_EXERCISE OBJECTIVE_
The listing below must be repeated word for word, with its images excluded.

_RECORD EXTRACTS_
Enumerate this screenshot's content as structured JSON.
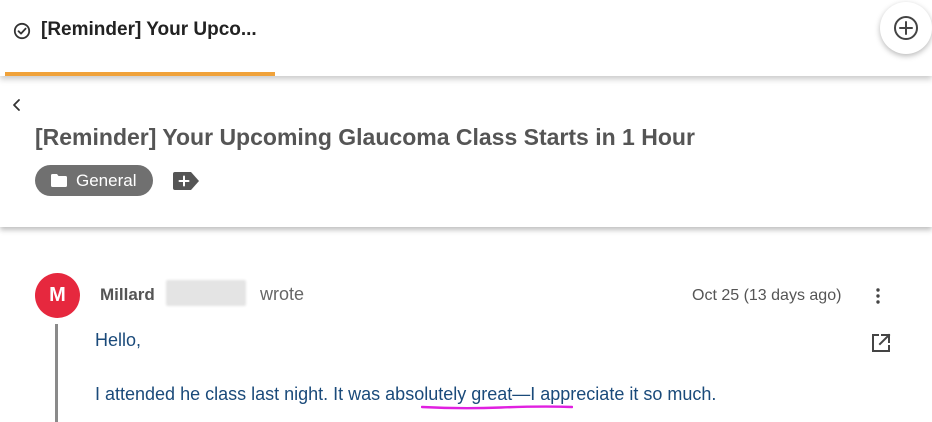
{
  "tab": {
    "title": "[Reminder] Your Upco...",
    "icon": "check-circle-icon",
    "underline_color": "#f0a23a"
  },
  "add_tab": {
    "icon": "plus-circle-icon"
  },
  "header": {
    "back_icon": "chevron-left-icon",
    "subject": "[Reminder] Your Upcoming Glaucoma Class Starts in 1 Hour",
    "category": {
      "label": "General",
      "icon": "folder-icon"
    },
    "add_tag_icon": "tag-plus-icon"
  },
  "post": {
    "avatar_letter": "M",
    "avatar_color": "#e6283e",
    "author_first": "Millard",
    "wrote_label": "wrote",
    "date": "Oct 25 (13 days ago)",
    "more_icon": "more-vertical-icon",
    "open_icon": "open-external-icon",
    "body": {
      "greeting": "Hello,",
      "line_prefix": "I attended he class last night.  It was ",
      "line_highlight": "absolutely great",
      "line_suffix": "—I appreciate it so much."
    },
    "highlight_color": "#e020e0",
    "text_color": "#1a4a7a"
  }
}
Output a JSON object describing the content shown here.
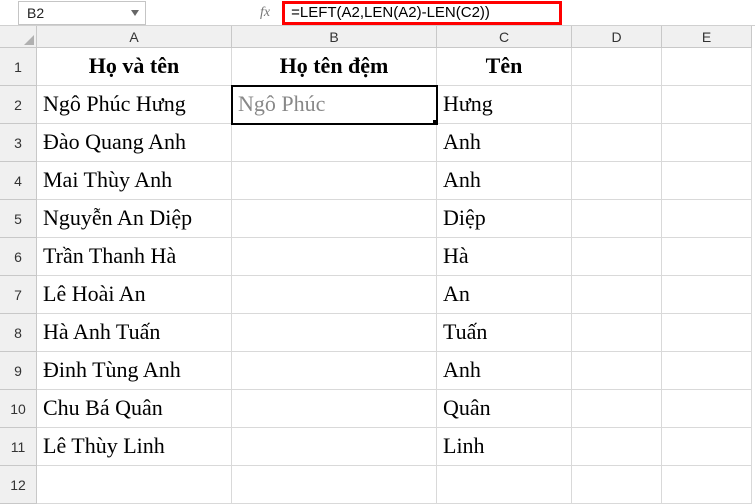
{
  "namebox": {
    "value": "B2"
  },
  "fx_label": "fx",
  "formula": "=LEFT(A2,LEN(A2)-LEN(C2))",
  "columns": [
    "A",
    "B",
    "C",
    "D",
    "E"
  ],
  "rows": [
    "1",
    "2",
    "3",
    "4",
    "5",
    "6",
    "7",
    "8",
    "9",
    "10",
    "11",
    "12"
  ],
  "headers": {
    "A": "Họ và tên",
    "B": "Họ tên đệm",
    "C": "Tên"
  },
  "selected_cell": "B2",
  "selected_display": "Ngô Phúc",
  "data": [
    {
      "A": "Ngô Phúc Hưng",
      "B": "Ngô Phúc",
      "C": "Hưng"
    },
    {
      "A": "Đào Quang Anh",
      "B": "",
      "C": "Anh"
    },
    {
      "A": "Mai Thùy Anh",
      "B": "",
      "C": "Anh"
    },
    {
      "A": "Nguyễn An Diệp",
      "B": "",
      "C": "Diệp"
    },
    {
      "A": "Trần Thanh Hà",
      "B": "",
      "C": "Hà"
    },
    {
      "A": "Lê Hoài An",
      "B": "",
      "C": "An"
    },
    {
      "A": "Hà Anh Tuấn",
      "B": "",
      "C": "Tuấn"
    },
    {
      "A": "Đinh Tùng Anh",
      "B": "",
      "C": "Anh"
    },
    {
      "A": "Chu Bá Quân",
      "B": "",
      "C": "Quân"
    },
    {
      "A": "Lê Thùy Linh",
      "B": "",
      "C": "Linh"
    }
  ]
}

_OUTPUT OF THE EXERCISE_
Enumerate this screenshot's content as structured JSON.
{
  "tab": {
    "title": "[Reminder] Your Upco...",
    "icon": "check-circle-icon",
    "underline_color": "#f0a23a"
  },
  "add_tab": {
    "icon": "plus-circle-icon"
  },
  "header": {
    "back_icon": "chevron-left-icon",
    "subject": "[Reminder] Your Upcoming Glaucoma Class Starts in 1 Hour",
    "category": {
      "label": "General",
      "icon": "folder-icon"
    },
    "add_tag_icon": "tag-plus-icon"
  },
  "post": {
    "avatar_letter": "M",
    "avatar_color": "#e6283e",
    "author_first": "Millard",
    "wrote_label": "wrote",
    "date": "Oct 25 (13 days ago)",
    "more_icon": "more-vertical-icon",
    "open_icon": "open-external-icon",
    "body": {
      "greeting": "Hello,",
      "line_prefix": "I attended he class last night.  It was ",
      "line_highlight": "absolutely great",
      "line_suffix": "—I appreciate it so much."
    },
    "highlight_color": "#e020e0",
    "text_color": "#1a4a7a"
  }
}
Output a JSON object describing the content shown here.
{
  "namebox": {
    "value": "B2"
  },
  "fx_label": "fx",
  "formula": "=LEFT(A2,LEN(A2)-LEN(C2))",
  "columns": [
    "A",
    "B",
    "C",
    "D",
    "E"
  ],
  "rows": [
    "1",
    "2",
    "3",
    "4",
    "5",
    "6",
    "7",
    "8",
    "9",
    "10",
    "11",
    "12"
  ],
  "headers": {
    "A": "Họ và tên",
    "B": "Họ tên đệm",
    "C": "Tên"
  },
  "selected_cell": "B2",
  "selected_display": "Ngô Phúc",
  "data": [
    {
      "A": "Ngô Phúc Hưng",
      "B": "Ngô Phúc",
      "C": "Hưng"
    },
    {
      "A": "Đào Quang Anh",
      "B": "",
      "C": "Anh"
    },
    {
      "A": "Mai Thùy Anh",
      "B": "",
      "C": "Anh"
    },
    {
      "A": "Nguyễn An Diệp",
      "B": "",
      "C": "Diệp"
    },
    {
      "A": "Trần Thanh Hà",
      "B": "",
      "C": "Hà"
    },
    {
      "A": "Lê Hoài An",
      "B": "",
      "C": "An"
    },
    {
      "A": "Hà Anh Tuấn",
      "B": "",
      "C": "Tuấn"
    },
    {
      "A": "Đinh Tùng Anh",
      "B": "",
      "C": "Anh"
    },
    {
      "A": "Chu Bá Quân",
      "B": "",
      "C": "Quân"
    },
    {
      "A": "Lê Thùy Linh",
      "B": "",
      "C": "Linh"
    }
  ]
}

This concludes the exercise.